==== SUPPLIED RECORDS

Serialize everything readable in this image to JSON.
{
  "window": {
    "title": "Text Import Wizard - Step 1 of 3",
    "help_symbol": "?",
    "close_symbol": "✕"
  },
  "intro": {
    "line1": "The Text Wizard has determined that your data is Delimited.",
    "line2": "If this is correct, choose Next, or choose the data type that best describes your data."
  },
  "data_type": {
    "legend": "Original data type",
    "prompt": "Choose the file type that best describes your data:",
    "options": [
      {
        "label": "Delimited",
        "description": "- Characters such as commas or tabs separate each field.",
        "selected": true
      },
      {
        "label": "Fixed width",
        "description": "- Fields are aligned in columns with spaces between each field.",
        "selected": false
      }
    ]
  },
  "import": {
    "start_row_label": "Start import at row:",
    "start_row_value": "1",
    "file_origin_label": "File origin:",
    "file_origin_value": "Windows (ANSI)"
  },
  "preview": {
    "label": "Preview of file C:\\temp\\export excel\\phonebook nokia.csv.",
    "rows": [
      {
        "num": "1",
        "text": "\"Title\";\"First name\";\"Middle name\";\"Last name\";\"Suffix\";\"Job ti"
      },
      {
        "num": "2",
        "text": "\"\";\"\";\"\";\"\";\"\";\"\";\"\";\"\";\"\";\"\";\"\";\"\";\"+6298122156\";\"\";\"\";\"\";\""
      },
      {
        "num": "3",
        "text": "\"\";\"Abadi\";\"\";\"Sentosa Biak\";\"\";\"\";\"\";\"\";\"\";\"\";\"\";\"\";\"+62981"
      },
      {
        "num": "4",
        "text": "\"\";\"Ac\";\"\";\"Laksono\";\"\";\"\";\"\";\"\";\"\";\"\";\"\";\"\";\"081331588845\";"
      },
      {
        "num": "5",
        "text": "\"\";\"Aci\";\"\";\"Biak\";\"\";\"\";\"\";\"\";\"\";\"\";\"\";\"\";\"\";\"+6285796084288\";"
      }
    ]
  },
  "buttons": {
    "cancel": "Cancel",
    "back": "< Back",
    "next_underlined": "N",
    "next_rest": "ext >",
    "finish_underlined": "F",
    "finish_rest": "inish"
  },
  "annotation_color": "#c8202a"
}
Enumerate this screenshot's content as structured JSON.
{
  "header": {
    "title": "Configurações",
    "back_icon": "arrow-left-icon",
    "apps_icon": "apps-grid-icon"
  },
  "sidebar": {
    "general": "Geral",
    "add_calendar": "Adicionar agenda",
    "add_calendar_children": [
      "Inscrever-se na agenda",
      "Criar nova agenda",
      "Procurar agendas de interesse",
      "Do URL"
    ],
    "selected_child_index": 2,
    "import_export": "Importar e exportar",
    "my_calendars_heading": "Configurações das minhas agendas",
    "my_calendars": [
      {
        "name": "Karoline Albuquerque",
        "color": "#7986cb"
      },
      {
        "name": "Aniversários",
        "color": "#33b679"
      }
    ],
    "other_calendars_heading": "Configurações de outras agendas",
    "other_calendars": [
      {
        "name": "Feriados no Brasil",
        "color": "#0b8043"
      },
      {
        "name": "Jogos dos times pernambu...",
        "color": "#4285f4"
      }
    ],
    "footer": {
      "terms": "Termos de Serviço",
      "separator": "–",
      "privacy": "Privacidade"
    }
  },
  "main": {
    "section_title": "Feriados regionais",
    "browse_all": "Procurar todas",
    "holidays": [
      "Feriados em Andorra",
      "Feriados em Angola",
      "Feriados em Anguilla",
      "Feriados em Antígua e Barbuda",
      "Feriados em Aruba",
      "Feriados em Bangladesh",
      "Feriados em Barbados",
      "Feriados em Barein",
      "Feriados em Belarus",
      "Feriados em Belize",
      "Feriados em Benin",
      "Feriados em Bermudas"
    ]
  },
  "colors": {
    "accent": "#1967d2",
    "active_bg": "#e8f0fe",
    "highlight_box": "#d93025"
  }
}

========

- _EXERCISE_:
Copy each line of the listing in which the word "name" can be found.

- _RESPONSE TO THIS EXERCISE_:
        "text": "\"Title\";\"First name\";\"Middle name\";\"Last name\";\"Suffix\";\"Job ti"
        "name": "Karoline Albuquerque",
        "name": "Aniversários",
        "name": "Feriados no Brasil",
        "name": "Jogos dos times pernambu...",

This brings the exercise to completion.